- Swelling: Swelling is typical after a new piercing, but if the swelling persists or gets worse after the first few days, it may be a sign of infection. An infected belly button piercing may appear significantly swollen, more than what is typical following a new piercing.
- Redness: While some redness is normal after a piercing, if it continues to be red, gets darker over time, or spreads outwards from the piercing site, it could be a sign of infection.
- Pain: Some discomfort or pain is common after a piercing, but if the pain gets worse, persists, or spreads, it could indicate an infection. Pain is your body’s way of indicating something is wrong, so any ongoing or intensifying pain should be taken seriously.
- Unusual Discharge: It’s normal for a new piercing to secrete some clear or straw-colored fluid. However, if you notice discharge that is yellow, green, or grey, this could be a sign of infection. The discharge may also have an unpleasant smell.
- Heat: If the area around your belly button piercing feels hot to touch, this could be a sign of infection. Heat is another sign of inflammation and your body’s attempt to fight off infection.
- Fever or Chills: While these symptoms are less common, a severe piercing infection can lead to systemic symptoms like fever or chills. If you’re experiencing these symptoms, seek medical attention immediately as it could be a sign that the infection is spreading.
If you suspect that your belly button piercing is infected, it’s important not to remove the jewelry yourself. Removing the piercing could potentially trap the infection inside and make it harder to treat.

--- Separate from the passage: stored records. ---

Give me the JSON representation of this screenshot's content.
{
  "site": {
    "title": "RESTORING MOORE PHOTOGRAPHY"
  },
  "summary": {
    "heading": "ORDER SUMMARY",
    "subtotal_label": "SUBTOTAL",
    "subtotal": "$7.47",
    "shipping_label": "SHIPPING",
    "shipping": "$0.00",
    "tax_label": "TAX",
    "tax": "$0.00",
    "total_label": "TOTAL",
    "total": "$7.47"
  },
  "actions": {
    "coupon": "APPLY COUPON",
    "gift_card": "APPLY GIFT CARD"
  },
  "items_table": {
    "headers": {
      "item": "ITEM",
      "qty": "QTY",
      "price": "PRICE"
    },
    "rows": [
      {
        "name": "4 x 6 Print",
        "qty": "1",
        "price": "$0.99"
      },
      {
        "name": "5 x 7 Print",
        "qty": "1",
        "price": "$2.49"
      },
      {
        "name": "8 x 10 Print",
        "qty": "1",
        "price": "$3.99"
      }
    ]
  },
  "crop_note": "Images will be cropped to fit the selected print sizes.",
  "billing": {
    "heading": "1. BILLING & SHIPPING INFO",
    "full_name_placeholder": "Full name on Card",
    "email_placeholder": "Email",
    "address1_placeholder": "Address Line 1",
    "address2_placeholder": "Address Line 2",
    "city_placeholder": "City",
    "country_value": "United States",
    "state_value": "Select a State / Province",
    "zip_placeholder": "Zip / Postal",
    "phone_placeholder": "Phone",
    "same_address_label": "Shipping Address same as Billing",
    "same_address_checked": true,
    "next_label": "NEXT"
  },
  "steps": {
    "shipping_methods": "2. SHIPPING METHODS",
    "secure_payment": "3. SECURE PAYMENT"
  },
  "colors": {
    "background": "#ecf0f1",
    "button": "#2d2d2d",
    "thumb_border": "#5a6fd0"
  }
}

Seek professional help as soon as possible. Most piercing infections can be treated with proper hygiene and antibiotic creams or oral antibiotics if caught early. However, in severe cases, an untreated infection can lead to abscess formation or systemic illness, which may require more serious medical intervention.
Proper aftercare is crucial to preventing infections after a belly button piercing. This includes cleaning the area with a saline solution as recommended by your piercer, avoiding swimming in pools or hot tubs until the piercing is healed, and avoiding tight or dirty clothing that could irritate or contaminate the piercing.
In conclusion, if you notice any signs of infection, such as persistent or increasing redness, swelling, pain, heat, unusual discharge, or systemic symptoms like fever, seek medical attention immediately.